And it is not just scooters; there are also This Machine rentable bikes all over downtown and in popular areas in Tulsa.
These scooters and bikes can be accessed through an app on your smartphone, and you pay small rental fees for use, usually only cents per minute. In barely six months, these new forms of transportation have seemingly appeared out of nowhere and now seem to be everywhere.
Even if you do not believe e-scooters and e-bikes are an urban menace, as some are not shy about proclaiming, it is easy to recognize that the rapid deployment of these new forms of transportation creates new risks for your company and your employees.
Hard evidence is in short supply, but anecdotal evidence from doctors and emergency rooms suggest there has been an increase in injuries related to e-scooters and e-bikes as their popularity and availability have increased.
The Public Health Department of Austin, Texas, recently analyzed injuries that were attributable to e-scooters. Among the findings were that injured scooter riders in Austin ranged in age from 9 to 79 and that one-third of those injured were riding a scooter for the first time. Not surprisingly, the majority of the injuries suffered were to the head and upper body, such as broken bones and abrasions. As the recent tragic fatal accident involving an e-scooter on Riverside Drive demonstrates, the risk of serious injury is real.
Generally, your company is not liable for workers’ compensation or other liability if an employee is injured or injures someone else when commuting to or from work.
Such liability can occur, however, when employees are engaged in work-related business.

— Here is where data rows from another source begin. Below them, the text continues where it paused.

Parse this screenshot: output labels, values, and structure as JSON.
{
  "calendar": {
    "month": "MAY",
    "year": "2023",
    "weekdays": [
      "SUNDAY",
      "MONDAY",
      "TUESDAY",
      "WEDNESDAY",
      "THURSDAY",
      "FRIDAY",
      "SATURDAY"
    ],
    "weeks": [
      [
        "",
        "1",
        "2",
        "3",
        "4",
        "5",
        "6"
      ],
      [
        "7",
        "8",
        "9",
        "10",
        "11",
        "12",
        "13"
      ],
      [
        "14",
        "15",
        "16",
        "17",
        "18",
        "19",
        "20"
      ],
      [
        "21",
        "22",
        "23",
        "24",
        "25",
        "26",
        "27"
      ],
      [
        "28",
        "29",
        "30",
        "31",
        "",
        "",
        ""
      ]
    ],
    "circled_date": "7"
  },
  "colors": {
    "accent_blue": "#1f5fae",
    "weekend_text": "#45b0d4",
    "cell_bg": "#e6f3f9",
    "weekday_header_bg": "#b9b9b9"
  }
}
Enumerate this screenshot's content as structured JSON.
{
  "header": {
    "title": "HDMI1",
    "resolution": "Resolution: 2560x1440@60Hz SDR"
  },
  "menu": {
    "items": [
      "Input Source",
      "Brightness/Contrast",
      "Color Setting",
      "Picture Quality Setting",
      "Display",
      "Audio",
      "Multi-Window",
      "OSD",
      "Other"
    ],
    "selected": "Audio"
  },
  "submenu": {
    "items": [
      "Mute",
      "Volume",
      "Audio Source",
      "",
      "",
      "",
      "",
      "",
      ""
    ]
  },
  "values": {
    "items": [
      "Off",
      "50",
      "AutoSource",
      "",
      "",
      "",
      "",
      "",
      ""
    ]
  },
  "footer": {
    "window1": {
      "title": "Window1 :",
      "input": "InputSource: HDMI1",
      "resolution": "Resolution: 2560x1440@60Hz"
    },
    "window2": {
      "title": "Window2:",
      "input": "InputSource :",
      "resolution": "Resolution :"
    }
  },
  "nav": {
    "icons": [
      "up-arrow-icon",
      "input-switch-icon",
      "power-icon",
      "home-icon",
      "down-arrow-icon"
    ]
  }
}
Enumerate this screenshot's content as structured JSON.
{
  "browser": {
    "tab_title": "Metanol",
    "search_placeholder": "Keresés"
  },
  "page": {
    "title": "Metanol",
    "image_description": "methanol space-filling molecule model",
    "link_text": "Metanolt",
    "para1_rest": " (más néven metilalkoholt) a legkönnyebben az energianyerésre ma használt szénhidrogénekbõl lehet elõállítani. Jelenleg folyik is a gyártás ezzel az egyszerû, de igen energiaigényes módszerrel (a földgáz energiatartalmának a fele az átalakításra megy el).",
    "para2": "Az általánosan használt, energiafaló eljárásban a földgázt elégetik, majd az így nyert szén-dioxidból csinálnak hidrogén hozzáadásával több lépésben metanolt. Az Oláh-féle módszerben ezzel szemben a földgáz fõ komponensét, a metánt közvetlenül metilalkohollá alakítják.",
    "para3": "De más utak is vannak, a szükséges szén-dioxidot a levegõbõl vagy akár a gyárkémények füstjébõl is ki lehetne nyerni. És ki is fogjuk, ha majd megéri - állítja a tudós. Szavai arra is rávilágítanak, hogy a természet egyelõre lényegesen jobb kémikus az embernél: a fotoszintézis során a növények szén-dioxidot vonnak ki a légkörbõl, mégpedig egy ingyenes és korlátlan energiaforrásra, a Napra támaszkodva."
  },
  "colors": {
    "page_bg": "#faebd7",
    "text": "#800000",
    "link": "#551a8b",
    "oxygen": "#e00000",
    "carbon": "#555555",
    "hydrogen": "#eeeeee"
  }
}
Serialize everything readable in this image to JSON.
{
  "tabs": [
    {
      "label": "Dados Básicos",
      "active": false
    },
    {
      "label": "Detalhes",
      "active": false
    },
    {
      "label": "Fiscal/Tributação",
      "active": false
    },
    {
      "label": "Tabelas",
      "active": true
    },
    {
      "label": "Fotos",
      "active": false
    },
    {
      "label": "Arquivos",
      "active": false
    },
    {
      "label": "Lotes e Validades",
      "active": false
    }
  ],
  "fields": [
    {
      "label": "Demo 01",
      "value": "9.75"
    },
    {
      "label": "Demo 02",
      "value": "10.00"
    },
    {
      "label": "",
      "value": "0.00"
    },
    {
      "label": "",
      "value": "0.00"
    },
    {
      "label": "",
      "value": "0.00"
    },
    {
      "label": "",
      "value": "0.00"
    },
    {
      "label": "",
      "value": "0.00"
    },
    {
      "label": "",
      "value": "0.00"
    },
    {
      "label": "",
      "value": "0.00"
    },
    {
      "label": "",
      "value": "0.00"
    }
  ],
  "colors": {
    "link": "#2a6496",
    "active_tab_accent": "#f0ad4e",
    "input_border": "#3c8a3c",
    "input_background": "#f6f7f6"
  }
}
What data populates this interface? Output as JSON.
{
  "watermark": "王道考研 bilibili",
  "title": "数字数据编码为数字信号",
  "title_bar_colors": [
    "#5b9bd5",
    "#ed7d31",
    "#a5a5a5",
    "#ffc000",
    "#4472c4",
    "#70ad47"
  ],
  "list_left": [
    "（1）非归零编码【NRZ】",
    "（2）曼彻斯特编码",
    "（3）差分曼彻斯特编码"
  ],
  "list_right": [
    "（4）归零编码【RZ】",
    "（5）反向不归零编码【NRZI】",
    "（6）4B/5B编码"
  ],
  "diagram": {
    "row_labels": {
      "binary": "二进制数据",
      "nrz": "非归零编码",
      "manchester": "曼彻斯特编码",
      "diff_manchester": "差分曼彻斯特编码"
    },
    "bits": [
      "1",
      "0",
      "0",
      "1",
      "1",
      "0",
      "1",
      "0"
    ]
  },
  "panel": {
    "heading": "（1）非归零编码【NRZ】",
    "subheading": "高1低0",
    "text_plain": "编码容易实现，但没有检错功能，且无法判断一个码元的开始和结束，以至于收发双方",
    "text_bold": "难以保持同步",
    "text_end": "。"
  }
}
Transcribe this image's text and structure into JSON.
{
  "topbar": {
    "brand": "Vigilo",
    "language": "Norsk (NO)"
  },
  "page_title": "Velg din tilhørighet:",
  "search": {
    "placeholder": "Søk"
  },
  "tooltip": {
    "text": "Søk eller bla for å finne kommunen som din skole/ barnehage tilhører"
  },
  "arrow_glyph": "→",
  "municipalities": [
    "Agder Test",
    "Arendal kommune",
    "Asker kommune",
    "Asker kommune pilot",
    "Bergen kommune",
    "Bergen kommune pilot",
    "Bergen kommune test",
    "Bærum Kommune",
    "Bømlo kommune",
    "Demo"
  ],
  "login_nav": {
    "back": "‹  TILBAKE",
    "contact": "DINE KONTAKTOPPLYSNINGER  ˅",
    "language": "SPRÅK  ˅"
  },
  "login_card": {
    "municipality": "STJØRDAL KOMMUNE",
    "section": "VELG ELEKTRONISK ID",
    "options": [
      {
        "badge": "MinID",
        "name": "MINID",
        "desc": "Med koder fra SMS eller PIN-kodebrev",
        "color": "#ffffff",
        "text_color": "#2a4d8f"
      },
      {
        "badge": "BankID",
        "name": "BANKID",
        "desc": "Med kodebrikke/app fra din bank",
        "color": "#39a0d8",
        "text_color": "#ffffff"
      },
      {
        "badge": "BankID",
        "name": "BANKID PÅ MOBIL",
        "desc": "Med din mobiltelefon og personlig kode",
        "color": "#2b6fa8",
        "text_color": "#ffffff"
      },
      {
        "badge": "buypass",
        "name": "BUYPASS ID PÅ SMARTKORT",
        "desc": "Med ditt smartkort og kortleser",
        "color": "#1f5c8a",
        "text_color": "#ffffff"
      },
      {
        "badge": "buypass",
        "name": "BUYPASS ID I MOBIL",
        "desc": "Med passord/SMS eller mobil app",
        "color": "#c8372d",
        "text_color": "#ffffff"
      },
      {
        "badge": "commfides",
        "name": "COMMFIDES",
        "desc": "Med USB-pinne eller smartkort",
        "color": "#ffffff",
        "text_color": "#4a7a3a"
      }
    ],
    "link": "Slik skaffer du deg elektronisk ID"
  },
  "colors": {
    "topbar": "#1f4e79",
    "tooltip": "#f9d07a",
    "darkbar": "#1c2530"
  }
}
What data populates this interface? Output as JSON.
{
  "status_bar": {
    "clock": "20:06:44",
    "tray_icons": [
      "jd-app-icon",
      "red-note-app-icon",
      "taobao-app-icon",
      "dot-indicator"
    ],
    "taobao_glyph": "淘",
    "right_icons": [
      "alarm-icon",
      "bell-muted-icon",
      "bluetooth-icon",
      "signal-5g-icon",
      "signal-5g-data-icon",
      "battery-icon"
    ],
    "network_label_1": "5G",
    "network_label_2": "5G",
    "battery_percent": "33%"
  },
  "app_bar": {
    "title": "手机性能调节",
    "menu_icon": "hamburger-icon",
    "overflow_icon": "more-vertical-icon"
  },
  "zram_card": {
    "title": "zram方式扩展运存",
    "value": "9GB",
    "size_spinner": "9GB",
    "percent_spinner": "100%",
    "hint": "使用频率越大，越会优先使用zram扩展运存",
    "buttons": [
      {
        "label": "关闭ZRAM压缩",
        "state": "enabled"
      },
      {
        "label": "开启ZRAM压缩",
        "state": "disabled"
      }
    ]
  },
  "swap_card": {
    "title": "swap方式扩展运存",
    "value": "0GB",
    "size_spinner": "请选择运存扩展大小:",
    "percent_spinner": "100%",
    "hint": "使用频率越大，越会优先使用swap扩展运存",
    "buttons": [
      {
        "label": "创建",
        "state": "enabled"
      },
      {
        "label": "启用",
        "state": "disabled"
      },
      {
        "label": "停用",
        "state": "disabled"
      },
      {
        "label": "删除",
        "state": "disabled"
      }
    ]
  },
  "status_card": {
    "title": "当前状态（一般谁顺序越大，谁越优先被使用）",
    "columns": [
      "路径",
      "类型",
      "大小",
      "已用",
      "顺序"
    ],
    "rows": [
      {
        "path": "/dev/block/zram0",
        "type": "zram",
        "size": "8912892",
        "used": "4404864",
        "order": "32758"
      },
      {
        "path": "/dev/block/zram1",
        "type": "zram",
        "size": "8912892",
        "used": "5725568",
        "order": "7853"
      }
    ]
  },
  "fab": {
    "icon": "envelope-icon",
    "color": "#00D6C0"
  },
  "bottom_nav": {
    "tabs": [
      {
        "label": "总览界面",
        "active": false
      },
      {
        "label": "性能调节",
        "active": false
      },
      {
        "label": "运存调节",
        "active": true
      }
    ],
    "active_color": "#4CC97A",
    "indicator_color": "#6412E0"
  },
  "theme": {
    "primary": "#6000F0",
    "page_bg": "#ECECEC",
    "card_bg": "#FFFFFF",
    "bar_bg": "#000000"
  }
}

If one of your employees uses an e-scooter or e-bike to go to a meeting, travel between offices or run a work-related errand, your company could be exposed to a workers’ compensation claim if the employee is injured while doing so. Your company could also be liable if your employee injuries someone else during the course of a business activity.
Given these risks, some companies have adopted policies prohibiting all employees from using e-scooters or e-bikes for business use or even during regular business hours.
If your company does not want to fully prohibit their use, you should modify any existing policies on vehicle use to specifically include e-scooters and e-bikes.
It is exciting and a great addition to Tulsa’s increasing vitality to see people young and old riding e-scooters and e-bikes.
But some bad decision making by an employee could have serious financial consequences for your business. Plan ahead and you might just spare your employees and your company a lot of pain.
Gerald L. Jackson is a Crowe & Dunlevy attorney and member of the firm’s litigation & trial practice group.